Data to use —
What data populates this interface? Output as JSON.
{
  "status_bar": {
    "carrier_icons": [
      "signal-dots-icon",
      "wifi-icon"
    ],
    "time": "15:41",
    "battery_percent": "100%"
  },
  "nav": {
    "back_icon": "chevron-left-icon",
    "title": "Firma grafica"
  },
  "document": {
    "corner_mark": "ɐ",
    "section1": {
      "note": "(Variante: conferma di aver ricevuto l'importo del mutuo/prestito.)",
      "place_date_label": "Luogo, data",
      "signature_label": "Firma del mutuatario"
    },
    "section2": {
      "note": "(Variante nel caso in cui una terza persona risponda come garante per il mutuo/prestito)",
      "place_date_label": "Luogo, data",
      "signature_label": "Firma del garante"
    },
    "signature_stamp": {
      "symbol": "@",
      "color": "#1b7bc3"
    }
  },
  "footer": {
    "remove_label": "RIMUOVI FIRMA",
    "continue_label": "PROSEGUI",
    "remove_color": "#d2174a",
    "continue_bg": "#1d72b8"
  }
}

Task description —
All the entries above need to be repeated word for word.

Solution to the exercise —
What data populates this interface? Output as JSON.
{
  "status_bar": {
    "carrier_icons": [
      "signal-dots-icon",
      "wifi-icon"
    ],
    "time": "15:41",
    "battery_percent": "100%"
  },
  "nav": {
    "back_icon": "chevron-left-icon",
    "title": "Firma grafica"
  },
  "document": {
    "corner_mark": "ɐ",
    "section1": {
      "note": "(Variante: conferma di aver ricevuto l'importo del mutuo/prestito.)",
      "place_date_label": "Luogo, data",
      "signature_label": "Firma del mutuatario"
    },
    "section2": {
      "note": "(Variante nel caso in cui una terza persona risponda come garante per il mutuo/prestito)",
      "place_date_label": "Luogo, data",
      "signature_label": "Firma del garante"
    },
    "signature_stamp": {
      "symbol": "@",
      "color": "#1b7bc3"
    }
  },
  "footer": {
    "remove_label": "RIMUOVI FIRMA",
    "continue_label": "PROSEGUI",
    "remove_color": "#d2174a",
    "continue_bg": "#1d72b8"
  }
}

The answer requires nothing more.